04 September 2013

Anti-social evidence-lite education advocacy

I'm trying to be a responsible sector specialist. As Owen Barder wrote way back in 2009.
we should, as a development community, heap scorn and opprobrium on anyone caught advocating for more resources in their sector. We need stronger social norms in development that frown upon this kind of anti-social behaviour.
We should be advocating for more resources for development, but these should be allocated across sectors by the best evidence not the best lobbying. We shouldn't be squabbling between ourselves over our pet projects. 

Sadly in the education sector not everyone seems to be on board with this message. Hugh Evans, the CEO of the Global Poverty Project, is fundraising for the Global Partnership for Education (GPE) this year.
Why? While achieving universal schooling by 2015 is a noble goal in and of itself, it must also be emphasised that investing in education is perhaps the most effective and quickest way to reduce poverty.
Uh oh... that sounds like a very confident statement. Does he have evidence for that? He has some:
Investing in education produces enormous yields. For instance, each additional year of schooling raises average annual gross domestic product growth by 0.37 per cent. Also, where the enrollment rate for secondary schooling is 10 per cent higher than the average rate for the population, the risk of war is reduced by around 3 per cent. And there is more and more evidence that proves increased access to education has significant flow on effects. Like the promotion of girls’ and women’s rights, falling infant mortality rates, and increased crop yields.
BUT. I'm pretty sure that all of that evidence he is referring to doesn't actually say anything about causality, and only really tells us something about correlations. There are no national-level experiments here. Countries that have higher rates of schooling may also have slightly faster growth, but we have known since the penis paper that looking at correlates of economic growth at the national level is mostly stupid. Countries with more schooling might indeed be less likely to be at war, but this DOES NOT prove that it was the schooling wot done it. The individual-level "micro" studies are generally more persuasive than the country-level "macro" studies, but even there most of them are looking at correlations rather than real or natural experiments.

Second - to make a statement that "education is perhaps the most effective and quickest way to reduce poverty" implies that you have also looked at the cost-effectiveness of all the other possible anti-poverty interventions. No discussion of that here.

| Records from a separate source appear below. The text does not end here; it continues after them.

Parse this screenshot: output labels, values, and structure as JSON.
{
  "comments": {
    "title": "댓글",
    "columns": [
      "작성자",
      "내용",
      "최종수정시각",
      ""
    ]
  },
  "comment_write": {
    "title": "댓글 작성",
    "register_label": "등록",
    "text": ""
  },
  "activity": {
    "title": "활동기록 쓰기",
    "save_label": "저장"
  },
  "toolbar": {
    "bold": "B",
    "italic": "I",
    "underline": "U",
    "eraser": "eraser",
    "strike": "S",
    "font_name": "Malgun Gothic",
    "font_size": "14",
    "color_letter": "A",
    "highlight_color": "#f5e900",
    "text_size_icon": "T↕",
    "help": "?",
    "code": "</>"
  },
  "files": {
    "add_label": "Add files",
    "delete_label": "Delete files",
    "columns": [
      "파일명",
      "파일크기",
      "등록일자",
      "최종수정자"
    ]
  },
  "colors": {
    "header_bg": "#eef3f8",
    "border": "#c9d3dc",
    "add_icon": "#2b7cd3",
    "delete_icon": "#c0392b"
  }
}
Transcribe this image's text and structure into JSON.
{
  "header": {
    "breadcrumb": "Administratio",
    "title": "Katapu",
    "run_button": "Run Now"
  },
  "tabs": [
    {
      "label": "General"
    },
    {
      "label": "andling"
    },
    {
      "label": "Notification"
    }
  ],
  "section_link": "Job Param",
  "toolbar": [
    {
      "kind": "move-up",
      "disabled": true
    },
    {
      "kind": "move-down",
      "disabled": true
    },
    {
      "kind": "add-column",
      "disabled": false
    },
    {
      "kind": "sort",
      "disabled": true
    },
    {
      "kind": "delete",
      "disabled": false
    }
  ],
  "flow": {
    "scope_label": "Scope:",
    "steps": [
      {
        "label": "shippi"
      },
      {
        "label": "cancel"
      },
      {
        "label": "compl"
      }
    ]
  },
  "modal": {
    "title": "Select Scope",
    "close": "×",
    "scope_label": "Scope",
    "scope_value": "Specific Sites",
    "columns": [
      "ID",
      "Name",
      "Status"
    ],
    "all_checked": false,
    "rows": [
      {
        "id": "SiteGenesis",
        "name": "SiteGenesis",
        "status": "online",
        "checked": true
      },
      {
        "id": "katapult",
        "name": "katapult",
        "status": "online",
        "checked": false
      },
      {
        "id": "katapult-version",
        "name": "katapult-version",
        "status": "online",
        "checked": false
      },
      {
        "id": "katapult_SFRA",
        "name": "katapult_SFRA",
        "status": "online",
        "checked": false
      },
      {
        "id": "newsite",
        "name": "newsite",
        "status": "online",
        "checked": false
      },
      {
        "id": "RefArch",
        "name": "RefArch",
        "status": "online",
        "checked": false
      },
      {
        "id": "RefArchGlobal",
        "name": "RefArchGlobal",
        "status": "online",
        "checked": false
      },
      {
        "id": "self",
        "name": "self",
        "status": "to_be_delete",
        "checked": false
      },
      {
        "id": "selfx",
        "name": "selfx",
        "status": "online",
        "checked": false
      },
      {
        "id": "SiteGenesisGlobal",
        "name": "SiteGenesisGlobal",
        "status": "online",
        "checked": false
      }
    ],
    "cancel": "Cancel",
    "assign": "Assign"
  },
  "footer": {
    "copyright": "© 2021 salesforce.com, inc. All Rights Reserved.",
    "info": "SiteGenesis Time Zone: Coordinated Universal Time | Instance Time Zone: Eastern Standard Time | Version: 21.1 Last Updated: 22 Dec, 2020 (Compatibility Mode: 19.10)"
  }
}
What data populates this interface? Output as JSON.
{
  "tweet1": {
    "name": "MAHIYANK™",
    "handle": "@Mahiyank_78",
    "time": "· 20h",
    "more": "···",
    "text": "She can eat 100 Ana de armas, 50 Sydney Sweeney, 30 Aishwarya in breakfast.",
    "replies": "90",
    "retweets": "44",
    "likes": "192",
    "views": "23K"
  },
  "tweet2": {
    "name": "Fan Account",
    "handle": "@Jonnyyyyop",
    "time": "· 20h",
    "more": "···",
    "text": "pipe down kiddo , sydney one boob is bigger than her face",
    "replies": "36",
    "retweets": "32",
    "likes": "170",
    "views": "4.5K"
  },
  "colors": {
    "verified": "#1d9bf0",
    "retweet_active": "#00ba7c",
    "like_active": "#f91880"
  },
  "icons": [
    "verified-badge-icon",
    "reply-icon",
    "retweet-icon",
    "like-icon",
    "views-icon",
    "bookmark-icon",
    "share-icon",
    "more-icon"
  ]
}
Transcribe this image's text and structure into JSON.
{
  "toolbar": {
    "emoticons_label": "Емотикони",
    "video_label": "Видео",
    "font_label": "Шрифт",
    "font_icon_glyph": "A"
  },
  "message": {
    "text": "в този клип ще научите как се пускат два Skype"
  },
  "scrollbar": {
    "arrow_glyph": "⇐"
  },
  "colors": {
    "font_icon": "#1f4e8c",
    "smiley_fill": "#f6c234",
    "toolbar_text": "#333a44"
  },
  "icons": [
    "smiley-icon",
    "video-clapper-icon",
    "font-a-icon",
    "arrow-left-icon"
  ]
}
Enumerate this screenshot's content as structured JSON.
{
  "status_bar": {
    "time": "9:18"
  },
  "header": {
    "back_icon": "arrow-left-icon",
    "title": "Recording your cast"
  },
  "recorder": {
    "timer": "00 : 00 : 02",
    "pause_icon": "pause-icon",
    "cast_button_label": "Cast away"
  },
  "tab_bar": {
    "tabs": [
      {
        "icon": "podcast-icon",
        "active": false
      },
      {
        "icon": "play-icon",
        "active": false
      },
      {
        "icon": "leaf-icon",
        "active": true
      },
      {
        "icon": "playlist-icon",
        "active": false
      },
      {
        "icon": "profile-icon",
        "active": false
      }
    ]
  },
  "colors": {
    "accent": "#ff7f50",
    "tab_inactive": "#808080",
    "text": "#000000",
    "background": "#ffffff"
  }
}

And finally, no discussion at all of learning outcomes (see for example Schooling is not Education!). Keep up Hugh.